Efforts are made to grow a few-layer graphene film over copper micro-interconnects to reduce the electrical resistance and improve the impediment of current breakdown. The annealing conditions for successful graphene growth and the effective method for the minimization of side leakage current between adjacent copper wires become the challenges for the targets. Copper micro-interconnects deposited on an Si wafer substrate with a SiO2 as the top dielectric layer are prepared using lithography with an ultrathin carbon film between the copper wire and SiO2 layer. The annealing conditions in the process of converting carbon into graphene are set with consideration of the preservation of copper wires and enhancement of the intensity of the Raman signal of graphene. Carbon films between adjacent copper microwires are converted into CFx by fluorination to impede side leakage current from the interconnects. A sufficiently low chamber vacuum pressure and large hydrogen flow rate can increase graphene intensity and thus impede the side leakage current effectively. Specimens with few-layer graphene have a higher voltage and a longer time needed for current breakdown. In tests without current breakdown, the thermal diffusion intensity of copper ions into SiO2 layer and the electrical resistance of the specimen with few-layer graphene are greatly reduced indeed.

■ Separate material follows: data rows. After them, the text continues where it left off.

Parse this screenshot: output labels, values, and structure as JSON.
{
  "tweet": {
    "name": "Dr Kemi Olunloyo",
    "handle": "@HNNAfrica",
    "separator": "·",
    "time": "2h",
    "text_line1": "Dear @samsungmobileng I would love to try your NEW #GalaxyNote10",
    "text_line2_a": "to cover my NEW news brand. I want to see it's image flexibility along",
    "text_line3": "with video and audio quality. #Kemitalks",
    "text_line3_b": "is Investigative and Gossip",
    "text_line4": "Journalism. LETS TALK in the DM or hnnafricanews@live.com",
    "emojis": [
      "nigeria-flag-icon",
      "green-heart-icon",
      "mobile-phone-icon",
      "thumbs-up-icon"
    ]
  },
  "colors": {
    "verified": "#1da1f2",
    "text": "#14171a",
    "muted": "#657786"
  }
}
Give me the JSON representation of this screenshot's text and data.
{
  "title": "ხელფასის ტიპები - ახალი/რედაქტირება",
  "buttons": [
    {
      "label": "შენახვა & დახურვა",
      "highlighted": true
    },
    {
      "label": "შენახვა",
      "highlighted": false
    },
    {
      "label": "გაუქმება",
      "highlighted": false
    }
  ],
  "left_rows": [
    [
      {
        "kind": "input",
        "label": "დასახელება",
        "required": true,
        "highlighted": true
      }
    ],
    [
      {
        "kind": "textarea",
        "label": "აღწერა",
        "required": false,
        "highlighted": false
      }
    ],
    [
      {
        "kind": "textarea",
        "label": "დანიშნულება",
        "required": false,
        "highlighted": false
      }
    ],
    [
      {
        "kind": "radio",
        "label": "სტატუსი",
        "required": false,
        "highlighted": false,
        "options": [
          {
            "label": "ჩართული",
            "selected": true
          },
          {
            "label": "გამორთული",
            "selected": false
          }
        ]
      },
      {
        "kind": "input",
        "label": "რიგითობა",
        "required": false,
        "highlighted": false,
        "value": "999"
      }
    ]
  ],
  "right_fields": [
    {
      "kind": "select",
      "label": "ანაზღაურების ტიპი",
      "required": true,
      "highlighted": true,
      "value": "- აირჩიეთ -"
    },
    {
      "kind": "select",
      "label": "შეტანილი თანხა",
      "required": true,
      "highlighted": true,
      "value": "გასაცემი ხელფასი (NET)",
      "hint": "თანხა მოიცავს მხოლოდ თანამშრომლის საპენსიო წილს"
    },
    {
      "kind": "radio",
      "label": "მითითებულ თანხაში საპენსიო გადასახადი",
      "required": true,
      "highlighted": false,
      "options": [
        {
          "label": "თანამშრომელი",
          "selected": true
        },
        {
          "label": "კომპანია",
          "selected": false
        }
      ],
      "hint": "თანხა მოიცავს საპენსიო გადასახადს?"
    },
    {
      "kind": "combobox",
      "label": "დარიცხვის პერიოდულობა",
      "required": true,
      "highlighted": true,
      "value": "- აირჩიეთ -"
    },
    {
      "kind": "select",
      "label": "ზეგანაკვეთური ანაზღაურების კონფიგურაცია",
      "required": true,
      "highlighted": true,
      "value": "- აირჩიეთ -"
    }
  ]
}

All Science Journal Classification (ASJC) codes
- Condensed Matter Physics
- Surfaces, Coatings and Films